I can’t say I read many books about the writing process these days. To be sure, I have no vendetta against them – especially not when they’re written by accomplished authors. I remember, years ago, reading Anne Lamott’s Bird By Bird, in which she talks about taking life, and taking writing, step by step, the way her brother had to take a science project “bird by bird” when he stayed up to do it at the last minute. And in my early 20’s, I was obsessed with Mary Pipher’s Writing to Change the World. Pipher is the author of Reviving Ophelia: Saving the Selves of Adolescent Girls, and along with formulating the renowned theory that our society is taking something away from its girls during the transition from childhood to adulthood, she also sought to give people advice on how to write – especially on how to write in a way that would change things, that would make a difference. That was a fair undertaking, because Reviving Ophelia had made waves, and its theory still has resonance today, years later. Continue reading “Reading About Writing: Stephen King’s “On Writing””→

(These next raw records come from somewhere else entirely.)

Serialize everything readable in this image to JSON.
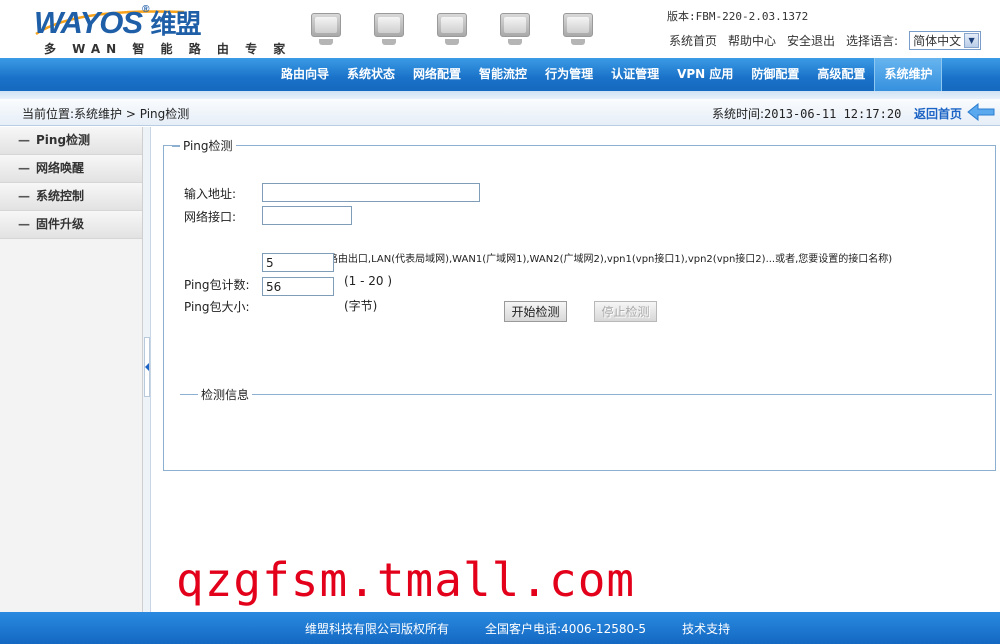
{
  "header": {
    "logo_main": "WAYOS",
    "logo_cn": "维盟",
    "logo_sub": "多 WAN 智 能 路 由 专 家",
    "version": "版本:FBM-220-2.03.1372",
    "links": {
      "home": "系统首页",
      "help": "帮助中心",
      "logout": "安全退出",
      "lang_label": "选择语言:"
    },
    "language_selected": "简体中文"
  },
  "nav": {
    "items": [
      {
        "label": "路由向导"
      },
      {
        "label": "系统状态"
      },
      {
        "label": "网络配置"
      },
      {
        "label": "智能流控"
      },
      {
        "label": "行为管理"
      },
      {
        "label": "认证管理"
      },
      {
        "label": "VPN 应用"
      },
      {
        "label": "防御配置"
      },
      {
        "label": "高级配置"
      },
      {
        "label": "系统维护"
      }
    ],
    "active_index": 9
  },
  "breadcrumb": {
    "text": "当前位置:系统维护 > Ping检测",
    "systime_label": "系统时间:",
    "systime_value": "2013-06-11 12:17:20",
    "home_link": "返回首页"
  },
  "sidebar": {
    "items": [
      {
        "label": "Ping检测"
      },
      {
        "label": "网络唤醒"
      },
      {
        "label": "系统控制"
      },
      {
        "label": "固件升级"
      }
    ]
  },
  "form": {
    "legend": "Ping检测",
    "address_label": "输入地址:",
    "address_value": "",
    "iface_label": "网络接口:",
    "iface_value": "",
    "iface_hint": "(为空表示默认路由出口,LAN(代表局域网),WAN1(广域网1),WAN2(广域网2),vpn1(vpn接口1),vpn2(vpn接口2)...或者,您要设置的接口名称)",
    "count_label": "Ping包计数:",
    "count_value": "5",
    "count_range": "(1 - 20 )",
    "size_label": "Ping包大小:",
    "size_value": "56",
    "size_unit": "(字节)",
    "start_button": "开始检测",
    "stop_button": "停止检测",
    "info_legend": "检测信息"
  },
  "watermark": "qzgfsm.tmall.com",
  "footer": {
    "copyright": "维盟科技有限公司版权所有",
    "phone": "全国客户电话:4006-12580-5",
    "support": "技术支持"
  },
  "colors": {
    "nav_blue": "#1a72c8",
    "link_blue": "#1b63c4",
    "watermark_red": "#e3001b",
    "panel_border": "#8db0d2"
  }
}
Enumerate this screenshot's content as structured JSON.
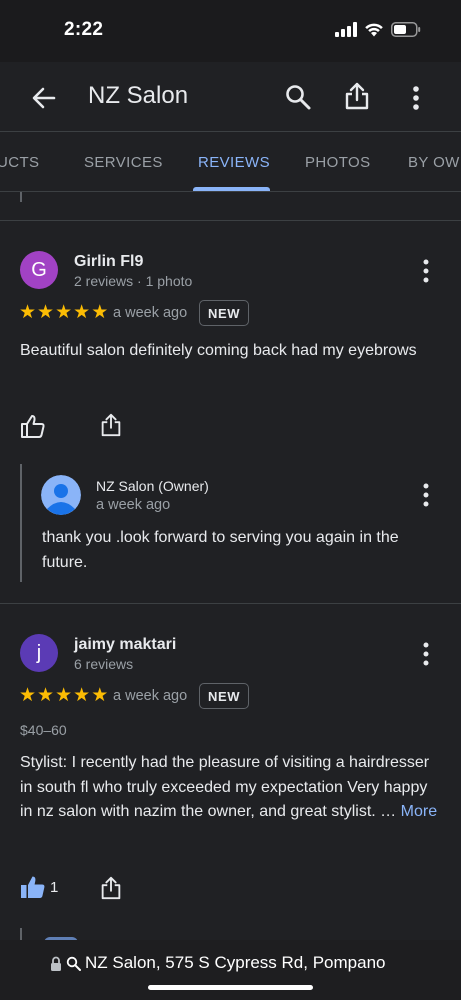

True to the title of my piece, this is not a horror story. Although, what I see now that I didn’t see when things like this happened was just how much my friend and I wanted it to be a horror story, how much we enacted the things that we read in our Fear Street books and our horror movies, and made the world of horror come alive, if, simultaneously, to our delight and our chagrin. Again, this is not a horror story. This is a childhood memory – a childhood memory I share on an overcast day in early November, when my frenetic, two-and-a-half-month mania has dwindled and I’ve suddenly fallen into this shifting state that fluctuates between focused, positive energy and complete depression and self-loathing. This is not a horror story—at least, I hadn’t intended it to be so. But, maybe it will turn out that way as I keep writing. One never can predict the end of the story, after all—or, at least, I can’t—when one’s merely writing the beginning. Continue reading “The Blue Man – Or, This is Not a Horror Story”→